I've heard it said that time marches on, but this is ridiculous. It seems that lately time has kind of gotten into some sort of quick-step and it just keeps moving faster and faster.
Our oldest child is almost 28 years old. Our baby turned 20 this past summer. Our most reliable vehicle is almost 12 years old.
And that's not all. The other day I was trying to figure out how long I've been active in the pulpit ministry and was astonished at the answer. I've been "officially" preaching and teaching the Word for over 28 years, seven years of that at our current church.
It's been three years since my brother Ernie was diagnosed with pancreatic cancer and two years already since his death on October 16th, 2009. He would have turned 56 yesterday (November 2nd).
Dad's been gone since March of this year, though it seems like just a few weeks ago he was talking to me about hunting and fishing, giving Bethany a hard time about loving Adam more than her, watching Jordan fish in the lake just off the deck of grandpa's home, and listening teary-eyed to the Hank Williams and Roy Acuff music Angela played for him from her laptop computer.
I guess age has begun to work on me as well. I'm a little stiffer in the joints and October hurt a little more than I remember from years past. No telling what November might bring. And I worry too much.
In his song, "Worry Too Much," Mark Heard says it like this:
"It's the quick-step march of history -- the vanity of nations ... it's the way there'll be no muffled drums to mark the passage of my generation. ... It's the children of our children ... it's the lambs born of innocence ... it's wondering if the good we know will last to be seen by the eyes of the little one. ... Sometimes it seems like bars of steel I cannot bend with my hands ... oh, I worry too much ... somebody told me that I worry too much."

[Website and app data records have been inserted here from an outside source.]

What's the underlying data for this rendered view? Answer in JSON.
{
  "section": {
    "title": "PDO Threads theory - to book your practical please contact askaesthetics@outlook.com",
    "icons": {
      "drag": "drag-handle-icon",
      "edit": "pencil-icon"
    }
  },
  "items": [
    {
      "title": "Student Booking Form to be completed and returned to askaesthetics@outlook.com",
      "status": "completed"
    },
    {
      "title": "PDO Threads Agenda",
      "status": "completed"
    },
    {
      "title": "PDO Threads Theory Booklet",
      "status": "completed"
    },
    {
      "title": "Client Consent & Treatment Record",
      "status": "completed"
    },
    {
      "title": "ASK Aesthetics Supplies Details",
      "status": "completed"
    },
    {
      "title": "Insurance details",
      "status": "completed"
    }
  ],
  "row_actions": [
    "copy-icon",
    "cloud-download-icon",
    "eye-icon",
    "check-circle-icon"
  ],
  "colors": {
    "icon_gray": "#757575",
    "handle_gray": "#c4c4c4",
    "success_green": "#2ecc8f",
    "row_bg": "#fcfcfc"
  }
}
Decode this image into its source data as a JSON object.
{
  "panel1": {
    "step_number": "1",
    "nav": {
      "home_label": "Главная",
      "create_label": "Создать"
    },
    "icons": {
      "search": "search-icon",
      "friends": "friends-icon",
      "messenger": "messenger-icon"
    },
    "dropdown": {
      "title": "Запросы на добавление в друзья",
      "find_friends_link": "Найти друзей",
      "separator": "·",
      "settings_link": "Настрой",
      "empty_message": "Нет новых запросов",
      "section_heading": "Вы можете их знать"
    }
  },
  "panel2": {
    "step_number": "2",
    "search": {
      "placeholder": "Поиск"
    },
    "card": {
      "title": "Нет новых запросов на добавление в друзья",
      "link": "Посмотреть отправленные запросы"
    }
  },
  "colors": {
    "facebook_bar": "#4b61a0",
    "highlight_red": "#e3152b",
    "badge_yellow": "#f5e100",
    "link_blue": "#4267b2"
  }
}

I think he spoke for many in my generation. When we were young, we thought that we would see a world of peace and tranquility; we thought we'd find ourselves growing old in relative comfort and leave things even better for our children and their children. We may still have time to accomplish at least some of that dream. I pray it is so.
Some days, we look at the sunrise and remember the one who hangs the stars and tells the moon and sun when to shine. On those days we march off into the world with vigor and hope and an internal knowing that life still holds great things for us and those who follow after.
On other days, however, our flames flicker, dark clouds come, and we realize that -- like our fathers before us -- we are but a vapor and, much like October, we will one day be but a memory.